Retail handheld entrees: America's got ... convenience
On NBC’s reality TV show, “America’s Got Talent” regular people show off their skills for a panel of celebrity judges. The judges then select the best comedians, singers, dancers, ventriloquists, etc., to move on to the next round where they will vie for the $1 million grand prize and their very own Las Vegas headlining gig.
Although they can’t sing, act or make you laugh (per se) - hand-held foods feature their own unique talents and compete for (consumers’) attention. Among these “talents” is the ability to meet consumers’ long list of convenience food demands: portability, healthier ingredients, innovative flavors and fast prep time.
This year saw a freezercase filled with new handheld options boasting these attributes - and overall category growth. Information Resources Inc. (IRI), Chicago, reports dollar and unit volume sales were up 3.5 percent and 0.2 percent respectively for the 52-week period ended December 30, 2007.
“Let’s face it. Eating on the run is entrenched in our culture. Now, hand-held food is expanding to new flavor and form horizons, offering a host of ideas to excite consumers and build new businesses,” said Kimberly Egan, CEO of the Center for Culinary Development (CCD). CCD teamed with Packaged Facts, New York, for Hand-Held Foods: Culinary Trend Mapping Report, a study completed earlier this year.
The study found the following trends already taking place in the growing hand-held food category: multi-culturism, including Chinese, Indian and Latin American flavors; fresh and wholesome varieties made with ingredients such as cucumber, corn and avocado; premium twists to the familiar, sliders made with premium beef or lamb and unique specialty sauces and cheeses.
Category leader, Nestlé Prepared Foods, Solon, Ohio, expanded its handheld offerings this January by adding a new variety, Spinach Artichoke Chicken, to its line up of more than 20 Lean Pocket varieties. The handheld giant counts Hot Pockets, Croissant Pockets, stuffed subs, calzones and several Stouffer’s and Lean Cuisine offerings among its handheld products.
Last November saw Nestlé launch a whole grain version of its Lean Pockets. Nine varieties of Lean Pockets Made with Whole Grain each have 16 grams or more of whole grains and 7 grams of fat or less, Nestlé says.
Another on-the-go alternative, new this year, is Hillshire Farms Deli Wraps from Sara Lee Foods, Downers Grove, Ill. These chilled kits deliver all the ingredients needed to make a wrap on-the-go - tortillas, meat, cheese and sauce. Varieties include stand-bys (Turkey & Bacon Club) and slightly more exotic (Southwestern Chicken).
Also expanding in the sandwich kit category this year is Kraft Foods, Northfield, Ill., whose new Oscar Mayer Deli Creations Flatbread Sandwich kits joined the brand’s Sub Sandwich Kits on retail shelves. Here too, the kits are chilled and include deli meats, specialty sauces, natural cheeses and a flatbread.

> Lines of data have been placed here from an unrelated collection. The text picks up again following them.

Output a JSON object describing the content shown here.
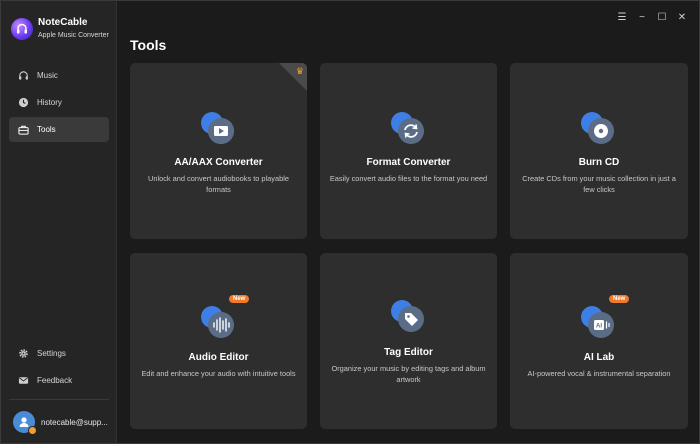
{
  "app": {
    "name": "NoteCable",
    "subtitle": "Apple Music Converter"
  },
  "sidebar": {
    "items": [
      {
        "label": "Music",
        "icon": "headphones-icon"
      },
      {
        "label": "History",
        "icon": "clock-icon"
      },
      {
        "label": "Tools",
        "icon": "toolbox-icon",
        "active": true
      }
    ],
    "bottom_items": [
      {
        "label": "Settings",
        "icon": "gear-icon"
      },
      {
        "label": "Feedback",
        "icon": "mail-icon"
      }
    ],
    "account_email": "notecable@supp..."
  },
  "window_controls": {
    "menu": "☰",
    "minimize": "−",
    "maximize": "☐",
    "close": "✕"
  },
  "page": {
    "title": "Tools"
  },
  "tools": [
    {
      "title": "AA/AAX Converter",
      "desc": "Unlock and convert audiobooks to playable formats",
      "icon": "play-video-icon",
      "premium": true
    },
    {
      "title": "Format Converter",
      "desc": "Easily convert audio files to the format you need",
      "icon": "convert-arrows-icon"
    },
    {
      "title": "Burn CD",
      "desc": "Create CDs from your music collection in just a few clicks",
      "icon": "disc-icon"
    },
    {
      "title": "Audio Editor",
      "desc": "Edit and enhance your audio with intuitive tools",
      "icon": "waveform-icon",
      "badge": "New"
    },
    {
      "title": "Tag Editor",
      "desc": "Organize your music by editing tags and album artwork",
      "icon": "tag-icon"
    },
    {
      "title": "AI Lab",
      "desc": "AI-powered vocal & instrumental separation",
      "icon": "ai-icon",
      "badge": "New"
    }
  ],
  "colors": {
    "accent": "#3d7fe6",
    "badge": "#f07a2a",
    "card_bg": "#2e2e2e",
    "sidebar_bg": "#252525",
    "page_bg": "#1b1b1b"
  }
}
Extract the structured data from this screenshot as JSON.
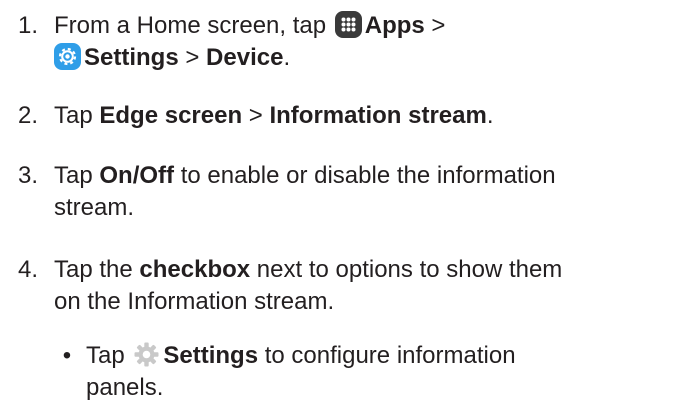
{
  "steps": [
    {
      "number": "1.",
      "line1": {
        "pre": "From a Home screen, tap ",
        "icon1": "apps-grid-icon",
        "apps": "Apps",
        "sep1": " >",
        "icon2": "settings-gear-icon",
        "settings": "Settings",
        "sep2": " > ",
        "device": "Device",
        "end": "."
      }
    },
    {
      "number": "2.",
      "pre": "Tap ",
      "b1": "Edge screen",
      "sep": " > ",
      "b2": "Information stream",
      "end": "."
    },
    {
      "number": "3.",
      "pre": "Tap ",
      "b1": "On/Off",
      "post1": " to enable or disable the information",
      "post2": "stream."
    },
    {
      "number": "4.",
      "pre": "Tap the ",
      "b1": "checkbox",
      "post1": " next to options to show them",
      "post2": "on the Information stream."
    }
  ],
  "sub_bullet": {
    "bullet": "•",
    "pre": "Tap ",
    "icon": "gear-outline-icon",
    "b1": "Settings",
    "post1": " to configure information",
    "post2": "panels."
  },
  "colors": {
    "text": "#231f20",
    "apps_icon": "#3a3a3a",
    "settings_icon": "#2f9ee8",
    "gear_icon": "#c9c9c9"
  }
}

Meanwhile, The Schwan Food Co., Marshall, Minn., has taken its Red Baron brand into the handheld category with Red Baron Singles French Bread Paninis.
“They’re great for snacks or as a meal,” says Jim Keane, senior director, Snack and Single Serve. Keane adds that the Panini come in four varieties.